The business, Airbnb is essentially the "eBay of space." It works like this...People list their apartments and houses (if they aren't going to be home), and even spare guest rooms, futons, and couches on the site and set a price per night. And then travelers who are looking for a place to stay search the listings for an accommodation that's right for them.
So, real estate owners and renters earn money, travelers get a discount, and Airbnb earns a 10% fee on all transactions. A true win-win-win. As you might imagine, Airbnb is doing very well, and is now in over 1150 cities in 82 countries.

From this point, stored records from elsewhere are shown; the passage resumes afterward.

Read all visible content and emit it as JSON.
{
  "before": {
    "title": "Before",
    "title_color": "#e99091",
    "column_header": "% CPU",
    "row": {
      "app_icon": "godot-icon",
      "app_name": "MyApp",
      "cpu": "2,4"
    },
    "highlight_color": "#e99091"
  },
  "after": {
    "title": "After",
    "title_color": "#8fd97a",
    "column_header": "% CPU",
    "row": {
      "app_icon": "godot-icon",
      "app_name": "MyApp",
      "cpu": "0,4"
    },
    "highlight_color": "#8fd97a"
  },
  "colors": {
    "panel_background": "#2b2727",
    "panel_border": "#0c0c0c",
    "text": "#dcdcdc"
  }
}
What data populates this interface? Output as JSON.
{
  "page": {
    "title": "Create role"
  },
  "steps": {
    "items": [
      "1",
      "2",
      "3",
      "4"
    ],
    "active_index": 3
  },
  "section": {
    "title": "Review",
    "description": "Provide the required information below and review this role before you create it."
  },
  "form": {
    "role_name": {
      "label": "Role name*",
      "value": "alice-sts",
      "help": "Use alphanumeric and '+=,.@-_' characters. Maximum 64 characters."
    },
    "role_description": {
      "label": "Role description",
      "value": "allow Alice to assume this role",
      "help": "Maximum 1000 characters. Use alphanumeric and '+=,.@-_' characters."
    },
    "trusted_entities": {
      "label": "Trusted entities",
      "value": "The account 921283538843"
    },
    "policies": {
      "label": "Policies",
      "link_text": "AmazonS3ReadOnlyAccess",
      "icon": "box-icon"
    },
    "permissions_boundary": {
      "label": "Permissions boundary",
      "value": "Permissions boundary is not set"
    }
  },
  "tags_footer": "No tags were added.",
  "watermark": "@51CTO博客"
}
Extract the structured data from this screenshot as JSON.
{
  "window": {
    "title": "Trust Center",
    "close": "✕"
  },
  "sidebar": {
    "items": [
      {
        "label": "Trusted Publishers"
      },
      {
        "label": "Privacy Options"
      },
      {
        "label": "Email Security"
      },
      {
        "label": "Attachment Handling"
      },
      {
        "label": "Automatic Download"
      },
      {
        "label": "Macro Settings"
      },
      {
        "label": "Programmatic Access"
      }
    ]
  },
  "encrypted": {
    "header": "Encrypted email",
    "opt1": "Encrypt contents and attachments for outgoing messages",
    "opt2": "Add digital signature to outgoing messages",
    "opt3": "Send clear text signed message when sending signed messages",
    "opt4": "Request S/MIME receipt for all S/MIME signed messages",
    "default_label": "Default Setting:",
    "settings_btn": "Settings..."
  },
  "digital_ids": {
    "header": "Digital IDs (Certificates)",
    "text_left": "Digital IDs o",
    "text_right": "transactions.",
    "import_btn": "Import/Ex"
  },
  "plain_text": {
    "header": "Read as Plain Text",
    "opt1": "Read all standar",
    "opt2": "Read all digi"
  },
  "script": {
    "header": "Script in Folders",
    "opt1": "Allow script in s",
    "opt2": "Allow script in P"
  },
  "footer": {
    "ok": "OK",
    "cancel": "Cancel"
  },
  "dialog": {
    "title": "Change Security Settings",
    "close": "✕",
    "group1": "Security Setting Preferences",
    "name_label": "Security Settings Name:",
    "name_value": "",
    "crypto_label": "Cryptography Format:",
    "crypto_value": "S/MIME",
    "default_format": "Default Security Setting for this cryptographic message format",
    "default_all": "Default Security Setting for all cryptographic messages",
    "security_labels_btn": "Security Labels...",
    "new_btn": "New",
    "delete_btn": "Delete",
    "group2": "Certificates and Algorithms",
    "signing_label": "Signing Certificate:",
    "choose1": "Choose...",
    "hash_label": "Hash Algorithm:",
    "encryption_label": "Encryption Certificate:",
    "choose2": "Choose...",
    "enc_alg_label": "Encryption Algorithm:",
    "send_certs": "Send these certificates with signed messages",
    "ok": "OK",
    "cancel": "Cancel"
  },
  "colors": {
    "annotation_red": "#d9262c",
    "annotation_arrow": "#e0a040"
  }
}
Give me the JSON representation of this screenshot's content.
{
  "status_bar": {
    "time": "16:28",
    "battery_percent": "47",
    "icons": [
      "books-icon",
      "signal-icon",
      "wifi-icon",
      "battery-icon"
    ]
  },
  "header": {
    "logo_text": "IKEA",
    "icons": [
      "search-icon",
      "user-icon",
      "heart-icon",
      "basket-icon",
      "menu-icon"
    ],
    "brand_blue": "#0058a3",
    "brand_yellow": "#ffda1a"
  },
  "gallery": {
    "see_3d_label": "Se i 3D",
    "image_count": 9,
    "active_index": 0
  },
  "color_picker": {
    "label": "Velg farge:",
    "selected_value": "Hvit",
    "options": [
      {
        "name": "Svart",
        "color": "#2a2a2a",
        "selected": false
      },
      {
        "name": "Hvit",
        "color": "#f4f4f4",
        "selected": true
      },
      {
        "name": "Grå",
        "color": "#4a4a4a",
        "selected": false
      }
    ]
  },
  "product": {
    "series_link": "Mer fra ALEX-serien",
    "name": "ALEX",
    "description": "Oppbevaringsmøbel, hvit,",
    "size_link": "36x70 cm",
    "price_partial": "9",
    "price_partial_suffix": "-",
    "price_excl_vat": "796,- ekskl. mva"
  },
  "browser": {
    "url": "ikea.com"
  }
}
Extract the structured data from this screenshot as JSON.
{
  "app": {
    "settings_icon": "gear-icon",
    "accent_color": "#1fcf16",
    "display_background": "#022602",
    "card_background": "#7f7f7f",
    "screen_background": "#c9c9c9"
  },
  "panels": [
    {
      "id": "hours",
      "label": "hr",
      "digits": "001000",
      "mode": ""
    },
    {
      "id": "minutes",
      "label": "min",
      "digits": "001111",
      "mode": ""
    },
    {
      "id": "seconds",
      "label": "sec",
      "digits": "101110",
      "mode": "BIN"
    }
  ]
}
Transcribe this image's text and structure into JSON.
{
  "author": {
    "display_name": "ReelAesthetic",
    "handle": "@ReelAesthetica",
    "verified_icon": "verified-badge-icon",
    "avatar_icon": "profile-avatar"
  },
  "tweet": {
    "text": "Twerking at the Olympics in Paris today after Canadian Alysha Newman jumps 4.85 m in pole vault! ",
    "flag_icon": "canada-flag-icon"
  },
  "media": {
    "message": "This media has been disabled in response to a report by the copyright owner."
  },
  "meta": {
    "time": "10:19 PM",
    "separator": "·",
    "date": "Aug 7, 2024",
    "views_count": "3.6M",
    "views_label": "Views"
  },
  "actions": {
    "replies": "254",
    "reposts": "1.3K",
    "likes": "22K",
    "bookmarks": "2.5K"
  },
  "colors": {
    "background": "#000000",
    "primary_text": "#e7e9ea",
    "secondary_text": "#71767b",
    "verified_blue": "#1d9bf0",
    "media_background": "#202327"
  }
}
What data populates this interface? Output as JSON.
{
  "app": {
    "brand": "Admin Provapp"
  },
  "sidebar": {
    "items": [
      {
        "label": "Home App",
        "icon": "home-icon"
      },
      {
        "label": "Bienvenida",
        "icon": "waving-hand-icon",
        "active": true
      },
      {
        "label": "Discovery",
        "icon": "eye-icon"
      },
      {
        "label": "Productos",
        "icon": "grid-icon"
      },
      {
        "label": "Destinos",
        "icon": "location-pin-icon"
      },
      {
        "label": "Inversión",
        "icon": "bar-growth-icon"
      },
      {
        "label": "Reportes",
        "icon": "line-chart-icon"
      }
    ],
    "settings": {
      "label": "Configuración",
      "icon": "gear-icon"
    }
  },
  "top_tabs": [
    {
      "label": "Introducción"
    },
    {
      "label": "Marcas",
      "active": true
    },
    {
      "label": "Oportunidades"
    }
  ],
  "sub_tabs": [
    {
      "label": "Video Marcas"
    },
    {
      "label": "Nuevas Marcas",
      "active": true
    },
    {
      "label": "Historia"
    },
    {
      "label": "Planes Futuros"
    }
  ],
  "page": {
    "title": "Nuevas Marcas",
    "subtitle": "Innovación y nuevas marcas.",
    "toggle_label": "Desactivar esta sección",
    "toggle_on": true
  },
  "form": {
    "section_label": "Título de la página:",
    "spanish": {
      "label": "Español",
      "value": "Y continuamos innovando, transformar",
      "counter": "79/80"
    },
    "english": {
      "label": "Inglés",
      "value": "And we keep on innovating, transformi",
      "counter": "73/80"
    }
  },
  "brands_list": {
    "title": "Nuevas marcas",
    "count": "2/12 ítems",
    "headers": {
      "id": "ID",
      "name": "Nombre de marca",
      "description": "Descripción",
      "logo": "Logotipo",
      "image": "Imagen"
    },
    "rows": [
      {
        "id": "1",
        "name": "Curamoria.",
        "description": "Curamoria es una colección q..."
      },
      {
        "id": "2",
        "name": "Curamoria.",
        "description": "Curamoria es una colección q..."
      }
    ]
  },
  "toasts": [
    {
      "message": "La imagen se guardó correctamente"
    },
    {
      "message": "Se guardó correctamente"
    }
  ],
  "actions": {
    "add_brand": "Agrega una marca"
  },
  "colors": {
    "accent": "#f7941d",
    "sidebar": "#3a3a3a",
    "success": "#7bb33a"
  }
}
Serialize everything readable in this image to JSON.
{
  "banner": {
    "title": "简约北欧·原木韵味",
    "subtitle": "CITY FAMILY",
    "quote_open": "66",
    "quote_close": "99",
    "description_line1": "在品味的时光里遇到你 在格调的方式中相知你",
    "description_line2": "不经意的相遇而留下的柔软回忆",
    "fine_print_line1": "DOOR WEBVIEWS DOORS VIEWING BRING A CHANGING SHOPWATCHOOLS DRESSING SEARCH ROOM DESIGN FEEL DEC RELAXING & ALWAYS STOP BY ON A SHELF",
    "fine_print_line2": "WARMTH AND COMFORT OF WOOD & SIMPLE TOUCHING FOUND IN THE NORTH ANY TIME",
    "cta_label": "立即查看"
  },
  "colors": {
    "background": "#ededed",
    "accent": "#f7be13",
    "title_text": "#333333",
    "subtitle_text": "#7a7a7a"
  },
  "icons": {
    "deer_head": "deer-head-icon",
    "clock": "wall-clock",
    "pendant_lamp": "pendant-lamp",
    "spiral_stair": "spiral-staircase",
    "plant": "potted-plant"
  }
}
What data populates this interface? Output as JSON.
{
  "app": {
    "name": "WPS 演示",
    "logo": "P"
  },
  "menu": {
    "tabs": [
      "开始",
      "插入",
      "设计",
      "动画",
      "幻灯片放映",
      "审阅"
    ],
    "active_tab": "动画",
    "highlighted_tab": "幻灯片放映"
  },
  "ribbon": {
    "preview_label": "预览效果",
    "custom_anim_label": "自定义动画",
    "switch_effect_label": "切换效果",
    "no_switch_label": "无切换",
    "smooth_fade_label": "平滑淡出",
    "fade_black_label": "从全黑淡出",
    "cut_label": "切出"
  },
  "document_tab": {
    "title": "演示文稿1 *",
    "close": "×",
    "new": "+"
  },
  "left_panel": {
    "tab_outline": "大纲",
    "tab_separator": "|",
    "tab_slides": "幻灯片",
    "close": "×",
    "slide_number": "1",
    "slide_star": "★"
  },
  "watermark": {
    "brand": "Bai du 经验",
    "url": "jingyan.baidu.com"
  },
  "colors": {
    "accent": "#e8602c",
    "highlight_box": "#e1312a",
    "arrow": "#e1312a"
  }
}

My takeaways/lessons here are two-fold: first, if you have extra space or are traveling, you should consider listing your space on Airbnb to generate some revenues to invest in your business. Second, as this company illustrates, you can never be too creative in coming up with ideas to fund your business.
If you want to see a brief video of the Airbnb team, including their story of how Barry Manilow's drummer is one of their top users, here is a cool clip:
The other day, I had the pleasure of interviewing Brette Simon.
Brette is a partner at Jones Day, a top tier law firm with offices in New York, Los Angeles, Silicon Valley, and several major international cities.
Brette advises companies and investors in private equity and venture capital financings, and is on the Venture Capital and Private Equity Committee of the American Bar Association. She is also a member of the Los Angeles Venture Association. And Brette was recently recognized by The Deal - a popular venture capital and private equity publication - as one of the top 13 dealmakers in the country. Very impressive.
So, naturally based on her background, I thought Brette would be the perfect person to interview about the legal aspects of raising capital. I was right.
Brette started the interview by discussing the advantages and disadvantages of certain forms of incorporation, and noted that a C-Corporation is what most venture capitalists prefer. She did note, however, that there are many nuances with regards to the corporate structure with regards to tax treatment, so the choice of your type of entity could become more complex.
We then shifted topics and discussed how entrepreneurs can protect their business ideas and intellectual property. To this, Ms. Simon discussed non-disclosure and confidentiality agreements. She also made the key point that entrepreneurs must make sure to get their employees, consultants and vendors (and everybody else who may be working with them) to sign PIIAAs (Proprietary Information and Invention Assignment Agreements), in order to make sure that the company owns all the intellectual property that is being created.
Ms. Simon went on to discuss other items that can help protect one's intellectual property such as patents and staging diligence.
We then discussed several other key topics including:
* Some of the main laws and regulations that entrepreneurs need to know about and act in accordance with when raising capital
* The documentation needed to raise capital
* What you should be focusing on when you look at a VC's term sheet
* Misconceptions that entrepreneurs often have about the legal process
* The right time for the entrepreneur or management team to hire legal counsel during the process of raising capital
I really enjoyed conducting this interview. Brette Simon obviously knows the legal issues with regards to raising capital inside and out and is a wealth of knowledge! This is definitely information that all entrepreneurs must know when raising funding, particularly venture capital.
To listen to excerpts of this interview click the blue triangle on the player below.
To listen to the full interview and/or read the transcript, click here.